Suffering a personal injury can have devastating, long-lasting effects. Recovering from physical pain is only the tip of the iceberg. Rehabilitation, loss of wages from missed work, loss of personal property, disruption of your daily life, stress and worry all weigh heavily on victims. It is the magnitude of the sum total of all of these factors that must be considered when attempting to quantify the amount of personal injury compensation.
follow link Note: Use of this form and this website is meant for informational purposes only and should not be considered legal advice. Speak with a lawyer to obtain more information about your potential claim.
Special Damages – Bills and Financial Costs
While every case is different, courts and insurance companies both must use some sort of equation to determine how much a personal injury claim payout should be. In order to find the right number, they must gather a straight-forward, objective list of all expenses incurred from the injury first, then add in the more subjective factors to arrive at the final compensation amount.
The first part of the equation is simple. A sum total of every provable financial expense that was a direct result of the accident or injury is calculated. This number usually includes, but is not limited to:
- Medical Bills
- Damaged or Lost Property
- Cost of Medication
- Hospital Stay
- Lost Wages
- Cost of Medical Equipment
- Expenses Paid Out of Pocket
Once these items are added together, that gives you a starting dollar amount. These items are the first half of your overall Damages. Some courts refer to these quantifiable dollar amounts as Economic Damages, Medical Special Damages or even just “Specials.” This number is straight-forward and easy to prove.

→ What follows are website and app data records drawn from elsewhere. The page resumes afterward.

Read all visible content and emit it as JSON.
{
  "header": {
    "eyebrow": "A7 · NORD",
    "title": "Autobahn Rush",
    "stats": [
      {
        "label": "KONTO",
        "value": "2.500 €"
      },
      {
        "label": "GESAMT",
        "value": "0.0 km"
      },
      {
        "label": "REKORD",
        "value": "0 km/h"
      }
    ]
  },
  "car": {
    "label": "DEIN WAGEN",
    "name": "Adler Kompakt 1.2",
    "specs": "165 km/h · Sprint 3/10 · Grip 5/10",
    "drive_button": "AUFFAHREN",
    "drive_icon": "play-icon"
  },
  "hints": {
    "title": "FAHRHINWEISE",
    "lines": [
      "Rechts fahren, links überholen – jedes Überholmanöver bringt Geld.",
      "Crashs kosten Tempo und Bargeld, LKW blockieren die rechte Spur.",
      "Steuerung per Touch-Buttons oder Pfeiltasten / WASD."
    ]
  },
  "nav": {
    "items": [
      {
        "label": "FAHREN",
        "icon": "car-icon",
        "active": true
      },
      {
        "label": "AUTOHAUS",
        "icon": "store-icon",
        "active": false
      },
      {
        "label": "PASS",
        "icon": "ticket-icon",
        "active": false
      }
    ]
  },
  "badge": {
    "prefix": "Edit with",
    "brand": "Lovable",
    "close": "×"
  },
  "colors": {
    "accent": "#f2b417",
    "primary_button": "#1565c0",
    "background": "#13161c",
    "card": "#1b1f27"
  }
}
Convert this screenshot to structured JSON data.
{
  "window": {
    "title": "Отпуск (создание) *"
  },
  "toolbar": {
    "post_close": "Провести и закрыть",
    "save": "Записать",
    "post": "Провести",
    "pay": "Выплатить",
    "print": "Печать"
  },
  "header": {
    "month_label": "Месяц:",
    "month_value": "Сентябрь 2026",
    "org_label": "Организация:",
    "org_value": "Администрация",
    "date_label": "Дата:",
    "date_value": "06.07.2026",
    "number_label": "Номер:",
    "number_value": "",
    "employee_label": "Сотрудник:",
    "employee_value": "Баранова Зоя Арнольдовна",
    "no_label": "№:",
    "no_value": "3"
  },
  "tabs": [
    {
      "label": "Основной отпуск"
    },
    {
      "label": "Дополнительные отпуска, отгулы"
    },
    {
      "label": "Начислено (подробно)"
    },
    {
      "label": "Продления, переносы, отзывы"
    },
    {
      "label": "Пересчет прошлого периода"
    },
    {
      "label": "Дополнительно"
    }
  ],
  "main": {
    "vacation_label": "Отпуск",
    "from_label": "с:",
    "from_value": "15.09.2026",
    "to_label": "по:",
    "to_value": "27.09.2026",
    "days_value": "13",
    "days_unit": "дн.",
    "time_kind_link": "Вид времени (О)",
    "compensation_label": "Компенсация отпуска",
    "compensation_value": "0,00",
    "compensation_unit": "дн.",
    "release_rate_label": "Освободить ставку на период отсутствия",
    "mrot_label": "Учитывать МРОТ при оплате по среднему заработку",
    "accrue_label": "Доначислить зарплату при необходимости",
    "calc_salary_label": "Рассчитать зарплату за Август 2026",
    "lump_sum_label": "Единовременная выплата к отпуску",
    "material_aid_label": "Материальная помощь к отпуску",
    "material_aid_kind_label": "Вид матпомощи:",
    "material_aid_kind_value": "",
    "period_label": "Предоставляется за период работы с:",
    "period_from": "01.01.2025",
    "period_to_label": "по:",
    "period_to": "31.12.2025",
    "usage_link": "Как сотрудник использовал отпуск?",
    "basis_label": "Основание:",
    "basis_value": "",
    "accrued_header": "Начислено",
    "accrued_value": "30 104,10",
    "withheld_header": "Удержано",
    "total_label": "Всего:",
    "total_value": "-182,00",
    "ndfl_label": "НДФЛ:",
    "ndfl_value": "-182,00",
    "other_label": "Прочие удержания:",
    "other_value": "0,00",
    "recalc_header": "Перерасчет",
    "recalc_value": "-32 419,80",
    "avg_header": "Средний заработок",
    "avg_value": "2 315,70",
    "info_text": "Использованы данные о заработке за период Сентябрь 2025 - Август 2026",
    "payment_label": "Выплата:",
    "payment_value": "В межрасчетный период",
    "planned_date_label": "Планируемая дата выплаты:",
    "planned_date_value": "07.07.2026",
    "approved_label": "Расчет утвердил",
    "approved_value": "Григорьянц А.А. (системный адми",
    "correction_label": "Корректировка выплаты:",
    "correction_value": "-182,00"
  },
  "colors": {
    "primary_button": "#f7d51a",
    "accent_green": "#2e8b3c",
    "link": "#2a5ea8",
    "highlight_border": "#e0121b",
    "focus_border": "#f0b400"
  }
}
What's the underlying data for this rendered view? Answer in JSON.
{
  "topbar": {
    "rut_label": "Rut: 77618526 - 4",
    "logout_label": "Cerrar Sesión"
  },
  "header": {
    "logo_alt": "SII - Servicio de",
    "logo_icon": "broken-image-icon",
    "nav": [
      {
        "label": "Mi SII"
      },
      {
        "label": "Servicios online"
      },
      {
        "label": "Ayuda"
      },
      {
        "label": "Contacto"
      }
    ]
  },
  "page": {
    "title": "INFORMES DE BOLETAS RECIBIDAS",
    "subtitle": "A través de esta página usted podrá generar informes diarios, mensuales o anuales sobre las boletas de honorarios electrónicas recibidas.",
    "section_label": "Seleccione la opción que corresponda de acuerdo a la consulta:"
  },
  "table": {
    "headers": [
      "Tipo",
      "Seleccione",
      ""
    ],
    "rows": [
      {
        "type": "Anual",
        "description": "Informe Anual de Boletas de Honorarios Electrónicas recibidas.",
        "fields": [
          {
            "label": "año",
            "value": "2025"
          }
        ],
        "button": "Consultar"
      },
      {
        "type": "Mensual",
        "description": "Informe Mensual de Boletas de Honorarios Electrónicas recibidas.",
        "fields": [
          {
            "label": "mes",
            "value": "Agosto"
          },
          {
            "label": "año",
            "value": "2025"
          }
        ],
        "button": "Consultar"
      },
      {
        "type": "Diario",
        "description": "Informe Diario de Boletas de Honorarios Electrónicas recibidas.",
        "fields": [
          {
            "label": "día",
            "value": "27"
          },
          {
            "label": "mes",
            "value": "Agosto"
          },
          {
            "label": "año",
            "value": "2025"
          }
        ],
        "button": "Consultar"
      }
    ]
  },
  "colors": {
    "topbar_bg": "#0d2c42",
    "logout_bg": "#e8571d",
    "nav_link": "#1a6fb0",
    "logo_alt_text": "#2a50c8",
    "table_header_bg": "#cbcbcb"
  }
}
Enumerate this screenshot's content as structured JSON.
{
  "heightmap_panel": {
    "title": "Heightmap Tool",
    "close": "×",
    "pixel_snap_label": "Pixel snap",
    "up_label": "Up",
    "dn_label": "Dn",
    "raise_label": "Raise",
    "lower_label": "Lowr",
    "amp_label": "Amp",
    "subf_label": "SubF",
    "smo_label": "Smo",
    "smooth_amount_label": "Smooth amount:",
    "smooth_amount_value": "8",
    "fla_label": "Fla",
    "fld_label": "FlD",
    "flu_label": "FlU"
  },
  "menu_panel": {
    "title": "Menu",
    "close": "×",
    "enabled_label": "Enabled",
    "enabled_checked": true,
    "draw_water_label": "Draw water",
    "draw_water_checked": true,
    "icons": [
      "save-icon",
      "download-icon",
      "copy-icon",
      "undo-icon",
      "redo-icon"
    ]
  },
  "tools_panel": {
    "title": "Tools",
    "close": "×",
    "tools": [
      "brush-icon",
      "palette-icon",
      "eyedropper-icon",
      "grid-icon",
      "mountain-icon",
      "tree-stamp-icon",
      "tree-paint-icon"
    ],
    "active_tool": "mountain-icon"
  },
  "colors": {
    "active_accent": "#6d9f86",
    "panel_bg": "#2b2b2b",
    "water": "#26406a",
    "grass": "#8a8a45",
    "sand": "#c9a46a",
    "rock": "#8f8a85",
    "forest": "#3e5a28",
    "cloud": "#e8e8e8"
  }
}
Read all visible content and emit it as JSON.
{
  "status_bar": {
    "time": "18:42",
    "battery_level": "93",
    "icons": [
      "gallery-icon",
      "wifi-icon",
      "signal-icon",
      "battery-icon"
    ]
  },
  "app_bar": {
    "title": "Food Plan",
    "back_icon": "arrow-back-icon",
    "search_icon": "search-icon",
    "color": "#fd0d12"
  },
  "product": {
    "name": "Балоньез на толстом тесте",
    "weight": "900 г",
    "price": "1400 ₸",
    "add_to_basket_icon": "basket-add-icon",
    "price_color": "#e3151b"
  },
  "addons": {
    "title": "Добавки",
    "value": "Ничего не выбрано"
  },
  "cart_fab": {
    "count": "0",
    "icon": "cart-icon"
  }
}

General Damages – Pain and Suffering
The other half of the equation is harder to pinpoint because it more difficult to assign a dollar amount to emotional turmoil and pain and suffering. The term General Damages encompasses all of the more subjective suffering as a result of your injury. These General Damages can include:
- Emotional Turmoil
- Physical Pain
- Disruption of Daily Lifestyle
- Loss of Enjoyment
- Loss of Consortium
- Recklessness or Gross Negligence (for injuries resulting from another party)
General Damages Multiplier
Because these General Damages cannot be calculated using bills to create a sum total, insurance companies and courts turn these General Damages into a Multiplier for their compensation formula.
The Multiplier can vary anywhere from 1.5 to 5, depending on the extent of the General Damages. The worse the General Damages were for the victim to endure, the higher the Multiplier number will be, which results in a higher overall payout.
The Compensation Formula generally looks like this:
$Special Damages x General Damages Multiplier (1.5-5) = $Total Compensation Paid
If Susan suffered a car accident where the provable sum total of her expenses equaled $12,000, that means that her Special Damages number is $12,000.
If Susan suffered nightmares about the accident, plus the emotional distress over driving again, plus she missed out on a possible work opportunity, and her injuries prevented her from enjoying her relationship with her spouse and family, that may earn her a General Damages Multiplier of 2.5.
Susan’s Compensation Formula would be:
$12,000 x 2.5 = $30,000
Each Case Is Different
It is important to note that every case is different and many insurance companies will not want you to know that they are using a formula like this one to calculate your payout. It could work to your benefit to have this information, but not share it so the other party will not know if you value your own multiplier as less than they would.
Your best bet is to hire a Personal Injury Lawyer who can help you gather the information you need to accurately calculate and argue for your highest compensation payout.